I think you are asking: "If I have an object open in one process, and another process updates that object or its corresponding row, what's the best way for the first process to make sure that it has the latest version of the data?"

I recommend using %Reload(). It makes it clearer to another developer what you're actually doing. A quick glance at the %Reload() code makes me think that it would be faster than killing the object and calling %OpenId() to reopen it.

Of course, you might want to make use of Concurrency options so that if you have an object open in one process, other processes are prevented from updating it.

Comments

What is your question? Are you running these methods in parallel? And why are you mixing object access and embedded sql in the same method?
Your embedded sql is going to update all rows, is that intentional?

Best,
Fab

Yes both methods are running parallel and embedded SQL and object access are combined. My question is  object oid of a row is stored inmemory.  When you do some operation with embedded SQL the updated disk data is not updated automatically in the inmemory object. Means the open I'd should be explicitly reloaded to get the latest data from row.

The real question is whether I should kill the object oid then open it or don't kill the open Id object and just do the reload.
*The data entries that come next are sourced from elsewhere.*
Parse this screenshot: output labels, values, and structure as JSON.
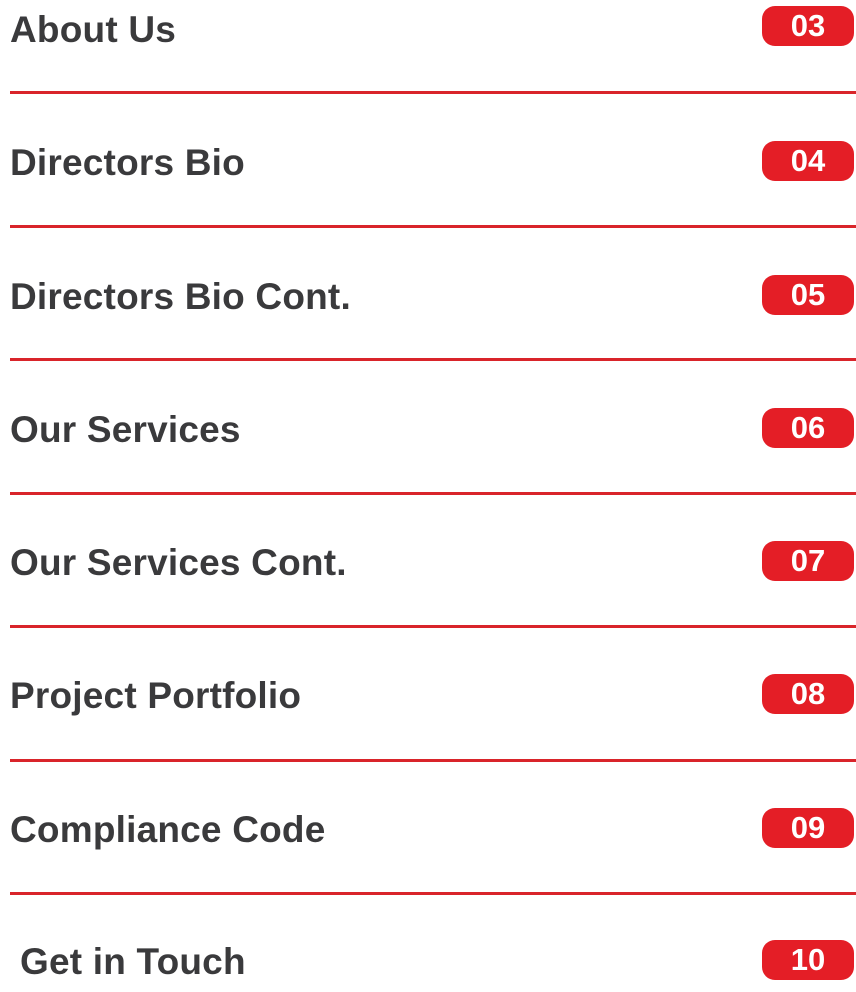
{
  "toc": {
    "accent_color": "#e41e26",
    "text_color": "#3a3a3c",
    "items": [
      {
        "title": "About Us",
        "page": "03"
      },
      {
        "title": "Directors Bio",
        "page": "04"
      },
      {
        "title": "Directors Bio Cont.",
        "page": "05"
      },
      {
        "title": "Our Services",
        "page": "06"
      },
      {
        "title": "Our Services Cont.",
        "page": "07"
      },
      {
        "title": "Project Portfolio",
        "page": "08"
      },
      {
        "title": "Compliance Code",
        "page": "09"
      },
      {
        "title": "Get in Touch",
        "page": "10"
      }
    ]
  }
}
There is a more general way to describe this situation. First consider what is actually happening. When you open an Object (%Open/%OpenId) you are copying data from persistent storage into memory. Then some other actor is modifying the data in persistent storage so the in-memory data is no longer the same as the data in persistent storage. If you were to then copy the in-memory data back to persistent storage (%Save), assuming the same identifier is used, then the modifications from the other actor would be overwritten.
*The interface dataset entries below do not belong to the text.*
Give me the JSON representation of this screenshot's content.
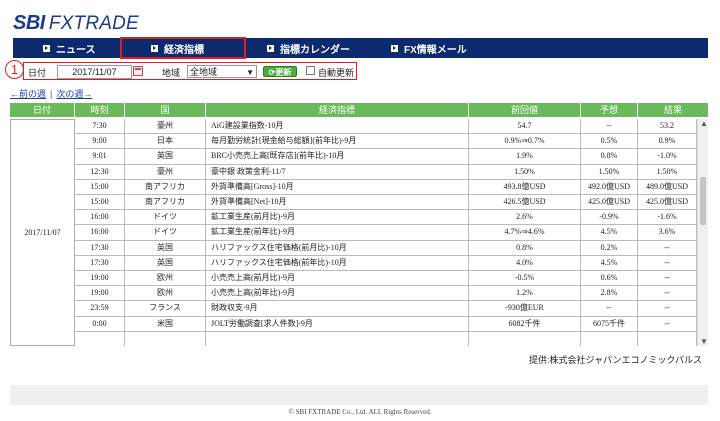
{
  "logo": {
    "sbi": "SBI",
    "fx": "FXTRADE"
  },
  "nav": [
    {
      "label": "ニュース"
    },
    {
      "label": "経済指標"
    },
    {
      "label": "指標カレンダー"
    },
    {
      "label": "FX情報メール"
    }
  ],
  "annotation_number": "1",
  "filter": {
    "date_label": "日付",
    "date_value": "2017/11/07",
    "region_label": "地域",
    "region_value": "全地域",
    "refresh_label": "更新",
    "auto_refresh_label": "自動更新"
  },
  "week_nav": {
    "prev": "←前の週",
    "next": "次の週→"
  },
  "table": {
    "headers": [
      "日付",
      "時刻",
      "国",
      "経済指標",
      "前回値",
      "予想",
      "結果"
    ],
    "date": "2017/11/07",
    "rows": [
      {
        "time": "7:30",
        "country": "豪州",
        "name": "AiG建設業指数-10月",
        "prev": "54.7",
        "fore": "--",
        "res": "53.2"
      },
      {
        "time": "9:00",
        "country": "日本",
        "name": "毎月勤労統計[現金給与総額](前年比)-9月",
        "prev": "0.9%⇒0.7%",
        "fore": "0.5%",
        "res": "0.9%"
      },
      {
        "time": "9:01",
        "country": "英国",
        "name": "BRC小売売上高[既存店](前年比)-10月",
        "prev": "1.9%",
        "fore": "0.8%",
        "res": "-1.0%"
      },
      {
        "time": "12:30",
        "country": "豪州",
        "name": "豪中銀 政策金利-11/7",
        "prev": "1.50%",
        "fore": "1.50%",
        "res": "1.50%"
      },
      {
        "time": "15:00",
        "country": "南アフリカ",
        "name": "外貨準備高[Gross]-10月",
        "prev": "493.8億USD",
        "fore": "492.0億USD",
        "res": "489.0億USD"
      },
      {
        "time": "15:00",
        "country": "南アフリカ",
        "name": "外貨準備高[Net]-10月",
        "prev": "426.5億USD",
        "fore": "425.0億USD",
        "res": "425.0億USD"
      },
      {
        "time": "16:00",
        "country": "ドイツ",
        "name": "鉱工業生産(前月比)-9月",
        "prev": "2.6%",
        "fore": "-0.9%",
        "res": "-1.6%"
      },
      {
        "time": "16:00",
        "country": "ドイツ",
        "name": "鉱工業生産(前年比)-9月",
        "prev": "4.7%⇒4.6%",
        "fore": "4.5%",
        "res": "3.6%"
      },
      {
        "time": "17:30",
        "country": "英国",
        "name": "ハリファックス住宅価格(前月比)-10月",
        "prev": "0.8%",
        "fore": "0.2%",
        "res": "--"
      },
      {
        "time": "17:30",
        "country": "英国",
        "name": "ハリファックス住宅価格(前年比)-10月",
        "prev": "4.0%",
        "fore": "4.5%",
        "res": "--"
      },
      {
        "time": "19:00",
        "country": "欧州",
        "name": "小売売上高(前月比)-9月",
        "prev": "-0.5%",
        "fore": "0.6%",
        "res": "--"
      },
      {
        "time": "19:00",
        "country": "欧州",
        "name": "小売売上高(前年比)-9月",
        "prev": "1.2%",
        "fore": "2.8%",
        "res": "--"
      },
      {
        "time": "23:59",
        "country": "フランス",
        "name": "財政収支-9月",
        "prev": "-930億EUR",
        "fore": "--",
        "res": "--"
      },
      {
        "time": "0:00",
        "country": "米国",
        "name": "JOLT労働調査[求人件数]-9月",
        "prev": "6082千件",
        "fore": "6075千件",
        "res": "--"
      },
      {
        "time": "",
        "country": "",
        "name": "",
        "prev": "",
        "fore": "",
        "res": ""
      }
    ]
  },
  "provider": "提供:株式会社ジャパンエコノミックパルス",
  "copyright": "© SBI FXTRADE Co., Ltd. ALL Rights Reserved."
}
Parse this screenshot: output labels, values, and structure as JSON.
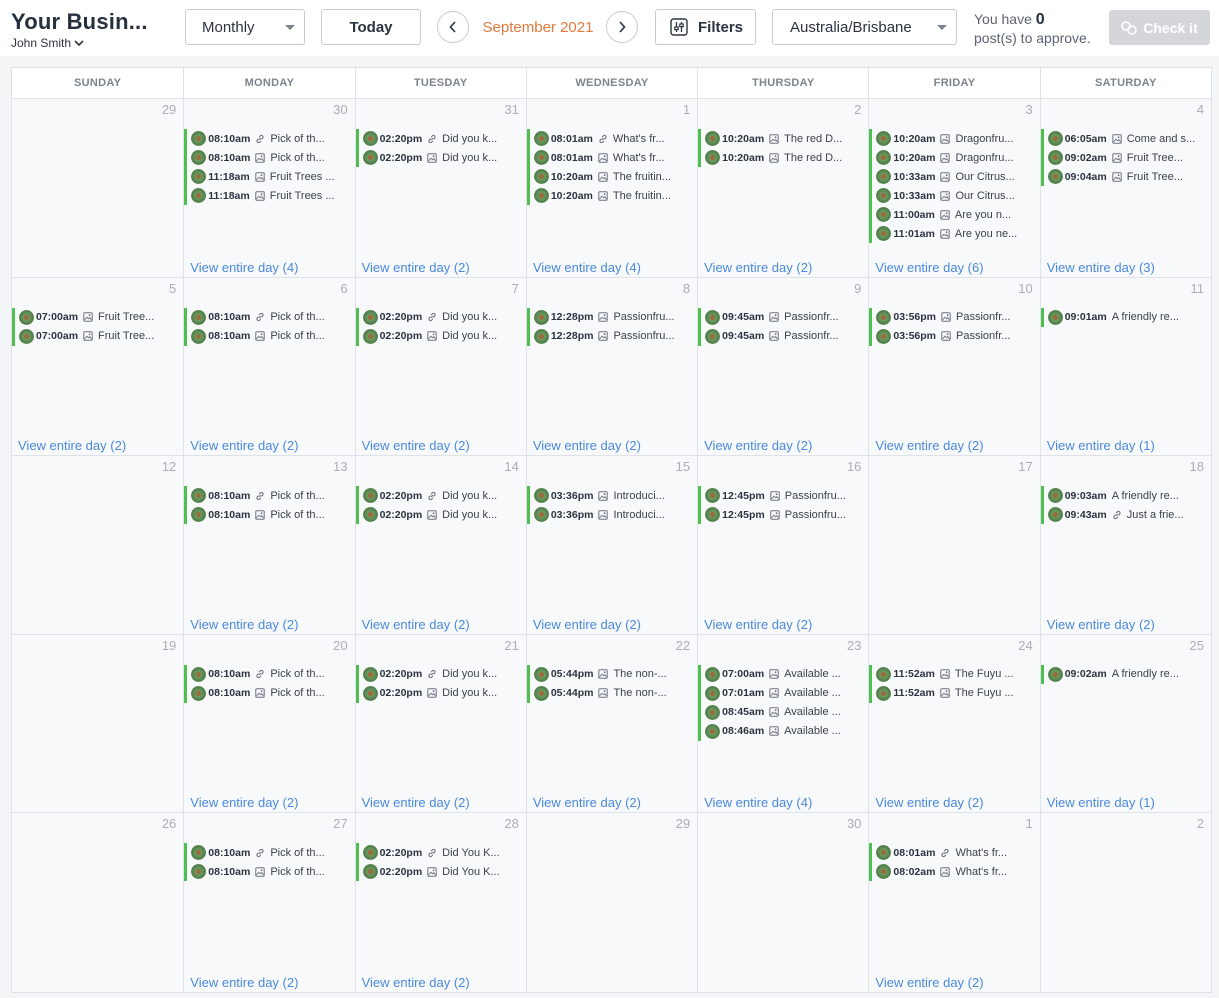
{
  "header": {
    "business_name": "Your Busin...",
    "user_name": "John Smith",
    "view_select": "Monthly",
    "today_label": "Today",
    "month_label": "September 2021",
    "filters_label": "Filters",
    "timezone": "Australia/Brisbane",
    "approve_prefix": "You have",
    "approve_count": "0",
    "approve_suffix": "post(s) to approve.",
    "check_it_label": "Check it"
  },
  "colors": {
    "accent": "#e07a3f",
    "post_bar": "#4fbf4f",
    "link": "#4a89dc"
  },
  "weekdays": [
    "SUNDAY",
    "MONDAY",
    "TUESDAY",
    "WEDNESDAY",
    "THURSDAY",
    "FRIDAY",
    "SATURDAY"
  ],
  "weeks": [
    [
      {
        "num": "29",
        "posts": [],
        "view_all": ""
      },
      {
        "num": "30",
        "posts": [
          {
            "time": "08:10am",
            "type": "link",
            "text": "Pick of th..."
          },
          {
            "time": "08:10am",
            "type": "image",
            "text": "Pick of th..."
          },
          {
            "time": "11:18am",
            "type": "image",
            "text": "Fruit Trees ..."
          },
          {
            "time": "11:18am",
            "type": "image",
            "text": "Fruit Trees ..."
          }
        ],
        "view_all": "View entire day (4)"
      },
      {
        "num": "31",
        "posts": [
          {
            "time": "02:20pm",
            "type": "link",
            "text": "Did you k..."
          },
          {
            "time": "02:20pm",
            "type": "image",
            "text": "Did you k..."
          }
        ],
        "view_all": "View entire day (2)"
      },
      {
        "num": "1",
        "posts": [
          {
            "time": "08:01am",
            "type": "link",
            "text": "What's fr..."
          },
          {
            "time": "08:01am",
            "type": "image",
            "text": "What's fr..."
          },
          {
            "time": "10:20am",
            "type": "image",
            "text": "The fruitin..."
          },
          {
            "time": "10:20am",
            "type": "image",
            "text": "The fruitin..."
          }
        ],
        "view_all": "View entire day (4)"
      },
      {
        "num": "2",
        "posts": [
          {
            "time": "10:20am",
            "type": "image",
            "text": "The red D..."
          },
          {
            "time": "10:20am",
            "type": "image",
            "text": "The red D..."
          }
        ],
        "view_all": "View entire day (2)"
      },
      {
        "num": "3",
        "posts": [
          {
            "time": "10:20am",
            "type": "image",
            "text": "Dragonfru..."
          },
          {
            "time": "10:20am",
            "type": "image",
            "text": "Dragonfru..."
          },
          {
            "time": "10:33am",
            "type": "image",
            "text": "Our Citrus..."
          },
          {
            "time": "10:33am",
            "type": "image",
            "text": "Our Citrus..."
          },
          {
            "time": "11:00am",
            "type": "image",
            "text": "Are you n..."
          },
          {
            "time": "11:01am",
            "type": "image",
            "text": "Are you ne..."
          }
        ],
        "view_all": "View entire day (6)"
      },
      {
        "num": "4",
        "posts": [
          {
            "time": "06:05am",
            "type": "image",
            "text": "Come and s..."
          },
          {
            "time": "09:02am",
            "type": "image",
            "text": "Fruit Tree..."
          },
          {
            "time": "09:04am",
            "type": "image",
            "text": "Fruit Tree..."
          }
        ],
        "view_all": "View entire day (3)"
      }
    ],
    [
      {
        "num": "5",
        "posts": [
          {
            "time": "07:00am",
            "type": "image",
            "text": "Fruit Tree..."
          },
          {
            "time": "07:00am",
            "type": "image",
            "text": "Fruit Tree..."
          }
        ],
        "view_all": "View entire day (2)"
      },
      {
        "num": "6",
        "posts": [
          {
            "time": "08:10am",
            "type": "link",
            "text": "Pick of th..."
          },
          {
            "time": "08:10am",
            "type": "image",
            "text": "Pick of th..."
          }
        ],
        "view_all": "View entire day (2)"
      },
      {
        "num": "7",
        "posts": [
          {
            "time": "02:20pm",
            "type": "link",
            "text": "Did you k..."
          },
          {
            "time": "02:20pm",
            "type": "image",
            "text": "Did you k..."
          }
        ],
        "view_all": "View entire day (2)"
      },
      {
        "num": "8",
        "posts": [
          {
            "time": "12:28pm",
            "type": "image",
            "text": "Passionfru..."
          },
          {
            "time": "12:28pm",
            "type": "image",
            "text": "Passionfru..."
          }
        ],
        "view_all": "View entire day (2)"
      },
      {
        "num": "9",
        "posts": [
          {
            "time": "09:45am",
            "type": "image",
            "text": "Passionfr..."
          },
          {
            "time": "09:45am",
            "type": "image",
            "text": "Passionfr..."
          }
        ],
        "view_all": "View entire day (2)"
      },
      {
        "num": "10",
        "posts": [
          {
            "time": "03:56pm",
            "type": "image",
            "text": "Passionfr..."
          },
          {
            "time": "03:56pm",
            "type": "image",
            "text": "Passionfr..."
          }
        ],
        "view_all": "View entire day (2)"
      },
      {
        "num": "11",
        "posts": [
          {
            "time": "09:01am",
            "type": "none",
            "text": "A friendly re..."
          }
        ],
        "view_all": "View entire day (1)"
      }
    ],
    [
      {
        "num": "12",
        "posts": [],
        "view_all": ""
      },
      {
        "num": "13",
        "posts": [
          {
            "time": "08:10am",
            "type": "link",
            "text": "Pick of th..."
          },
          {
            "time": "08:10am",
            "type": "image",
            "text": "Pick of th..."
          }
        ],
        "view_all": "View entire day (2)"
      },
      {
        "num": "14",
        "posts": [
          {
            "time": "02:20pm",
            "type": "link",
            "text": "Did you k..."
          },
          {
            "time": "02:20pm",
            "type": "image",
            "text": "Did you k..."
          }
        ],
        "view_all": "View entire day (2)"
      },
      {
        "num": "15",
        "posts": [
          {
            "time": "03:36pm",
            "type": "image",
            "text": "Introduci..."
          },
          {
            "time": "03:36pm",
            "type": "image",
            "text": "Introduci..."
          }
        ],
        "view_all": "View entire day (2)"
      },
      {
        "num": "16",
        "posts": [
          {
            "time": "12:45pm",
            "type": "image",
            "text": "Passionfru..."
          },
          {
            "time": "12:45pm",
            "type": "image",
            "text": "Passionfru..."
          }
        ],
        "view_all": "View entire day (2)"
      },
      {
        "num": "17",
        "posts": [],
        "view_all": ""
      },
      {
        "num": "18",
        "posts": [
          {
            "time": "09:03am",
            "type": "none",
            "text": "A friendly re..."
          },
          {
            "time": "09:43am",
            "type": "link",
            "text": "Just a frie..."
          }
        ],
        "view_all": "View entire day (2)"
      }
    ],
    [
      {
        "num": "19",
        "posts": [],
        "view_all": ""
      },
      {
        "num": "20",
        "posts": [
          {
            "time": "08:10am",
            "type": "link",
            "text": "Pick of th..."
          },
          {
            "time": "08:10am",
            "type": "image",
            "text": "Pick of th..."
          }
        ],
        "view_all": "View entire day (2)"
      },
      {
        "num": "21",
        "posts": [
          {
            "time": "02:20pm",
            "type": "link",
            "text": "Did you k..."
          },
          {
            "time": "02:20pm",
            "type": "image",
            "text": "Did you k..."
          }
        ],
        "view_all": "View entire day (2)"
      },
      {
        "num": "22",
        "posts": [
          {
            "time": "05:44pm",
            "type": "image",
            "text": "The non-..."
          },
          {
            "time": "05:44pm",
            "type": "image",
            "text": "The non-..."
          }
        ],
        "view_all": "View entire day (2)"
      },
      {
        "num": "23",
        "posts": [
          {
            "time": "07:00am",
            "type": "image",
            "text": "Available ..."
          },
          {
            "time": "07:01am",
            "type": "image",
            "text": "Available ..."
          },
          {
            "time": "08:45am",
            "type": "image",
            "text": "Available ..."
          },
          {
            "time": "08:46am",
            "type": "image",
            "text": "Available ..."
          }
        ],
        "view_all": "View entire day (4)"
      },
      {
        "num": "24",
        "posts": [
          {
            "time": "11:52am",
            "type": "image",
            "text": "The Fuyu ..."
          },
          {
            "time": "11:52am",
            "type": "image",
            "text": "The Fuyu ..."
          }
        ],
        "view_all": "View entire day (2)"
      },
      {
        "num": "25",
        "posts": [
          {
            "time": "09:02am",
            "type": "none",
            "text": "A friendly re..."
          }
        ],
        "view_all": "View entire day (1)"
      }
    ],
    [
      {
        "num": "26",
        "posts": [],
        "view_all": ""
      },
      {
        "num": "27",
        "posts": [
          {
            "time": "08:10am",
            "type": "link",
            "text": "Pick of th..."
          },
          {
            "time": "08:10am",
            "type": "image",
            "text": "Pick of th..."
          }
        ],
        "view_all": "View entire day (2)"
      },
      {
        "num": "28",
        "posts": [
          {
            "time": "02:20pm",
            "type": "link",
            "text": "Did You K..."
          },
          {
            "time": "02:20pm",
            "type": "image",
            "text": "Did You K..."
          }
        ],
        "view_all": "View entire day (2)"
      },
      {
        "num": "29",
        "posts": [],
        "view_all": ""
      },
      {
        "num": "30",
        "posts": [],
        "view_all": ""
      },
      {
        "num": "1",
        "posts": [
          {
            "time": "08:01am",
            "type": "link",
            "text": "What's fr..."
          },
          {
            "time": "08:02am",
            "type": "image",
            "text": "What's fr..."
          }
        ],
        "view_all": "View entire day (2)"
      },
      {
        "num": "2",
        "posts": [],
        "view_all": ""
      }
    ]
  ]
}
There are two ways that Objects/SQL Persistence will allow this to happen (I call the action performed by the other actor an underwrite). First is the case you present with your example (same process performs underwrite and overwrite). Second is when there are no or insufficient concurrency controls in place. The second case is easily resolved simply by employing proper concurrency control mechanisms to prevent under/over writes. The first case is more sinister because normal pessimistic concurrency mechanisms won't guard against this case. This case occurs when a process holds data in memory and then updates the data in persistent storage either using direct global set/kill or by using SQL. Optimistic concurrency controls will guard against only the SQL update case, direct global set/kill will go undetected unless those set/kill actions also update the version number of the data.
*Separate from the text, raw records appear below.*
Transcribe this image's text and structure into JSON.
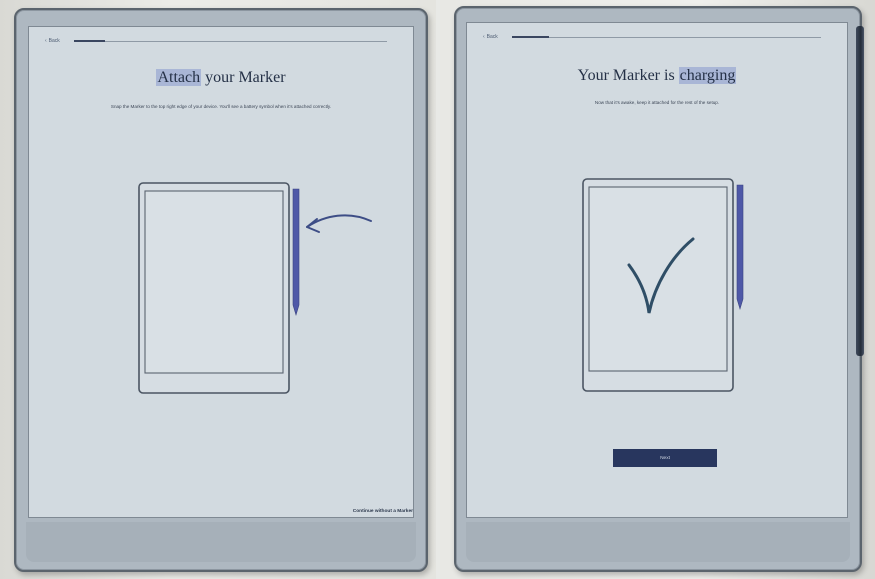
{
  "screen_left": {
    "back_label": "Back",
    "progress_percent": 10,
    "title_highlight": "Attach",
    "title_rest": " your Marker",
    "subtitle": "Snap the Marker to the top right edge of your device. You'll see a battery symbol when it's attached correctly.",
    "footer_link": "Continue without a Marker"
  },
  "screen_right": {
    "back_label": "Back",
    "progress_percent": 12,
    "title_start": "Your Marker is ",
    "title_highlight": "charging",
    "subtitle": "Now that it's awake, keep it attached for the rest of the setup.",
    "next_button": "Next"
  },
  "colors": {
    "accent_blue": "#28365e",
    "highlight": "#a9b6d6",
    "marker_purple": "#4e58a8"
  }
}
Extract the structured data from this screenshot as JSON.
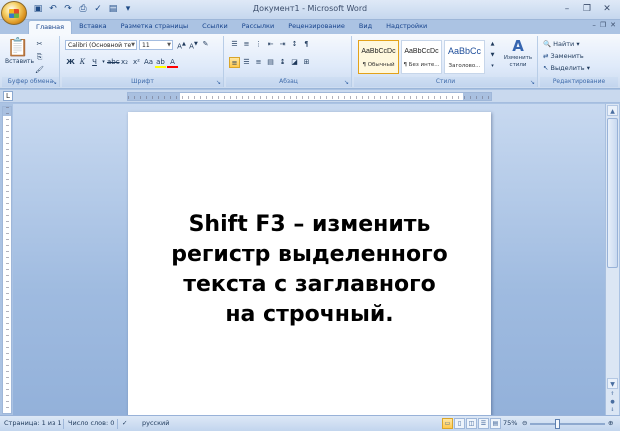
{
  "window": {
    "title": "Документ1 - Microsoft Word"
  },
  "quick_access": [
    "save-icon",
    "undo-icon",
    "redo-icon",
    "print-icon",
    "spelling-icon",
    "open-icon",
    "customize-icon"
  ],
  "tabs": [
    {
      "label": "Главная",
      "active": true
    },
    {
      "label": "Вставка"
    },
    {
      "label": "Разметка страницы"
    },
    {
      "label": "Ссылки"
    },
    {
      "label": "Рассылки"
    },
    {
      "label": "Рецензирование"
    },
    {
      "label": "Вид"
    },
    {
      "label": "Надстройки"
    }
  ],
  "ribbon": {
    "clipboard": {
      "label": "Буфер обмена",
      "paste": "Вставить"
    },
    "font": {
      "label": "Шрифт",
      "family": "Calibri (Основной те",
      "size": "11"
    },
    "paragraph": {
      "label": "Абзац"
    },
    "styles": {
      "label": "Стили",
      "items": [
        {
          "preview": "AaBbCcDc",
          "name": "¶ Обычный"
        },
        {
          "preview": "AaBbCcDc",
          "name": "¶ Без инте..."
        },
        {
          "preview": "AaBbCc",
          "name": "Заголово..."
        }
      ],
      "change": "Изменить стили"
    },
    "editing": {
      "label": "Редактирование",
      "find": "Найти",
      "replace": "Заменить",
      "select": "Выделить"
    }
  },
  "document": {
    "lines": [
      "Shift F3 – изменить",
      "регистр выделенного",
      "текста с заглавного",
      "на строчный."
    ]
  },
  "status": {
    "page": "Страница: 1 из 1",
    "words": "Число слов: 0",
    "language": "русский",
    "zoom": "75%",
    "zoom_level": 0.75
  },
  "colors": {
    "highlight": "#ffff00",
    "font_color": "#ff0000",
    "accent": "#15428b"
  }
}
%Reload() was not intended to solve this problem. %Reload() is automatically invoked when the concurrency setting of an object in memory is updated from no-retained lock (value less than 3) to a retained lock (value 3 or 4). In this case, data is automatically sync'ed with data on disk to ensure that the now-lock protected data is the same in-memory and in persistent storage. However, %Reload() can be invoked directly to perform this same action should user code somehow detect it is necessary. 

If the reason you want to %Reload() the data is because the persistent storage was modified by SQL then I have the same question as Fab asked above. Why would you use SQL to update the data? I can think of a few reasons why you might want to do that but there are other ways to accomplish the same task without having to worry about the state of data in memory vs. the state of data in persistent storage.

If you were to use optimistic concurrency controls (VERSIONPROPERTY) then %Save()/UPDATE will fail if the version numbers don't match and then the user code can go into a state where conflicts can be resolved.

There is an interesting dynamic SQL feature that will guard against the case where some objects may be in memory and the user code needs to SQL to update data. I am happy to provide an example of this technique if someone is interested.

-Dan